» Exercise:
Only the lines from the one containing "Enumerate this screenshot's" through the end of the entries are wanted, retyped exactly and without pictures.

Interface dataset entries:
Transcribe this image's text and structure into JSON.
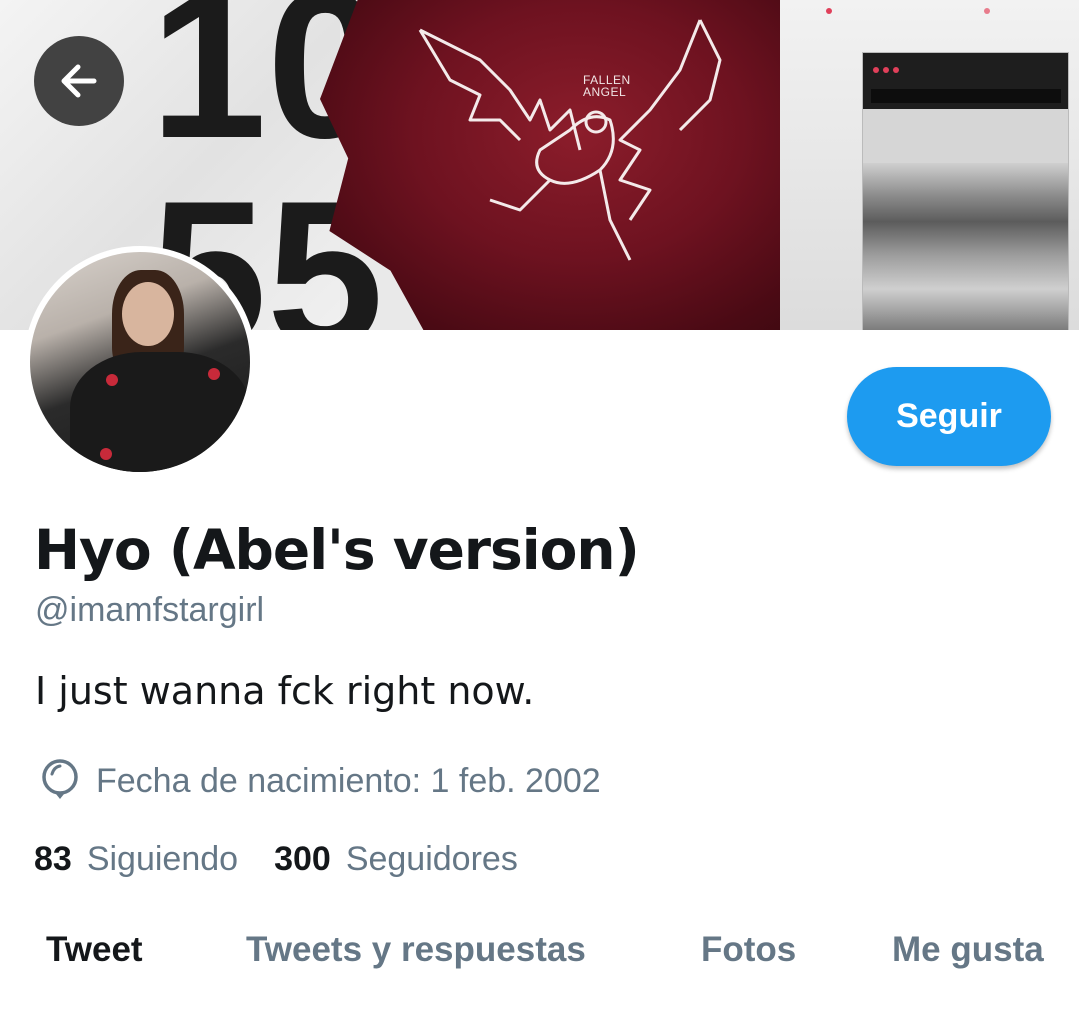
{
  "header": {
    "back_icon": "arrow-left-icon",
    "banner_text": "FALLEN ANGEL"
  },
  "profile": {
    "display_name": "Hyo (Abel's version)",
    "handle": "@imamfstargirl",
    "bio": "I just wanna fck right now.",
    "birth_icon": "balloon-icon",
    "birth_label": "Fecha de nacimiento: 1 feb. 2002",
    "follow_label": "Seguir"
  },
  "stats": {
    "following_count": "83",
    "following_label": "Siguiendo",
    "followers_count": "300",
    "followers_label": "Seguidores"
  },
  "tabs": [
    {
      "label": "Tweet",
      "active": true
    },
    {
      "label": "Tweets y respuestas",
      "active": false
    },
    {
      "label": "Fotos",
      "active": false
    },
    {
      "label": "Me gusta",
      "active": false
    }
  ],
  "colors": {
    "accent": "#1d9bf0",
    "secondary_text": "#657786",
    "primary_text": "#14171a"
  }
}
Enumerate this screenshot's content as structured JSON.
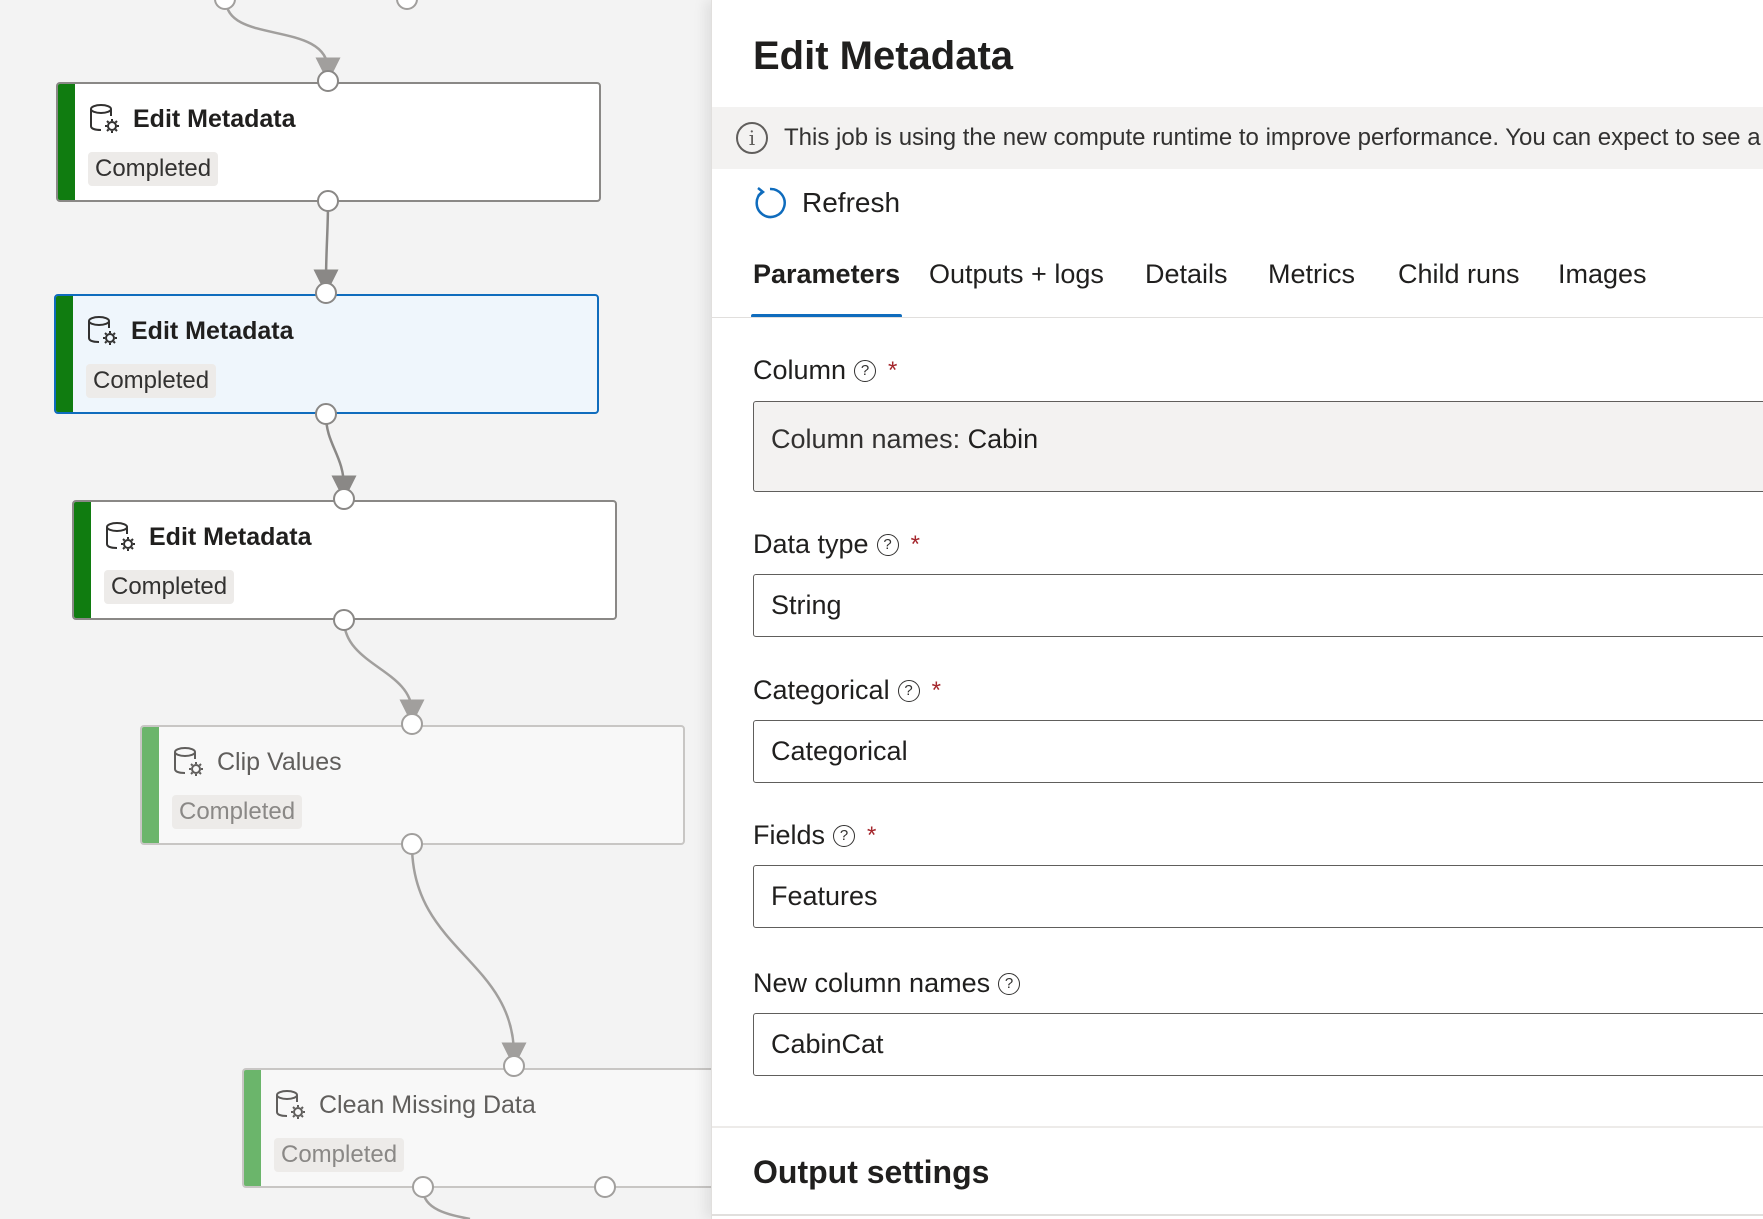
{
  "pipeline": {
    "nodes": [
      {
        "title": "Edit Metadata",
        "status": "Completed"
      },
      {
        "title": "Edit Metadata",
        "status": "Completed"
      },
      {
        "title": "Edit Metadata",
        "status": "Completed"
      },
      {
        "title": "Clip Values",
        "status": "Completed"
      },
      {
        "title": "Clean Missing Data",
        "status": "Completed"
      }
    ]
  },
  "panel": {
    "title": "Edit Metadata",
    "info_text": "This job is using the new compute runtime to improve performance. You can expect to see a",
    "info_icon": "info-icon",
    "refresh_label": "Refresh",
    "refresh_icon": "refresh-icon",
    "accent_color": "#0f6cbd",
    "tabs": [
      "Parameters",
      "Outputs + logs",
      "Details",
      "Metrics",
      "Child runs",
      "Images"
    ],
    "active_tab": "Parameters",
    "fields": {
      "column": {
        "label": "Column",
        "key": "Column names:",
        "value": "Cabin"
      },
      "data_type": {
        "label": "Data type",
        "value": "String"
      },
      "categorical": {
        "label": "Categorical",
        "value": "Categorical"
      },
      "fields": {
        "label": "Fields",
        "value": "Features"
      },
      "new_column_names": {
        "label": "New column names",
        "value": "CabinCat"
      }
    },
    "required_marker": "*",
    "help_glyph": "?",
    "output_settings_title": "Output settings"
  },
  "colors": {
    "completed_bar": "#107c10",
    "selected_border": "#0f6cbd",
    "required": "#a4262c"
  }
}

» Answer area:
Enumerate this screenshot's content as structured JSON.
{
  "pipeline": {
    "nodes": [
      {
        "title": "Edit Metadata",
        "status": "Completed"
      },
      {
        "title": "Edit Metadata",
        "status": "Completed"
      },
      {
        "title": "Edit Metadata",
        "status": "Completed"
      },
      {
        "title": "Clip Values",
        "status": "Completed"
      },
      {
        "title": "Clean Missing Data",
        "status": "Completed"
      }
    ]
  },
  "panel": {
    "title": "Edit Metadata",
    "info_text": "This job is using the new compute runtime to improve performance. You can expect to see a",
    "info_icon": "info-icon",
    "refresh_label": "Refresh",
    "refresh_icon": "refresh-icon",
    "accent_color": "#0f6cbd",
    "tabs": [
      "Parameters",
      "Outputs + logs",
      "Details",
      "Metrics",
      "Child runs",
      "Images"
    ],
    "active_tab": "Parameters",
    "fields": {
      "column": {
        "label": "Column",
        "key": "Column names:",
        "value": "Cabin"
      },
      "data_type": {
        "label": "Data type",
        "value": "String"
      },
      "categorical": {
        "label": "Categorical",
        "value": "Categorical"
      },
      "fields": {
        "label": "Fields",
        "value": "Features"
      },
      "new_column_names": {
        "label": "New column names",
        "value": "CabinCat"
      }
    },
    "required_marker": "*",
    "help_glyph": "?",
    "output_settings_title": "Output settings"
  },
  "colors": {
    "completed_bar": "#107c10",
    "selected_border": "#0f6cbd",
    "required": "#a4262c"
  }
}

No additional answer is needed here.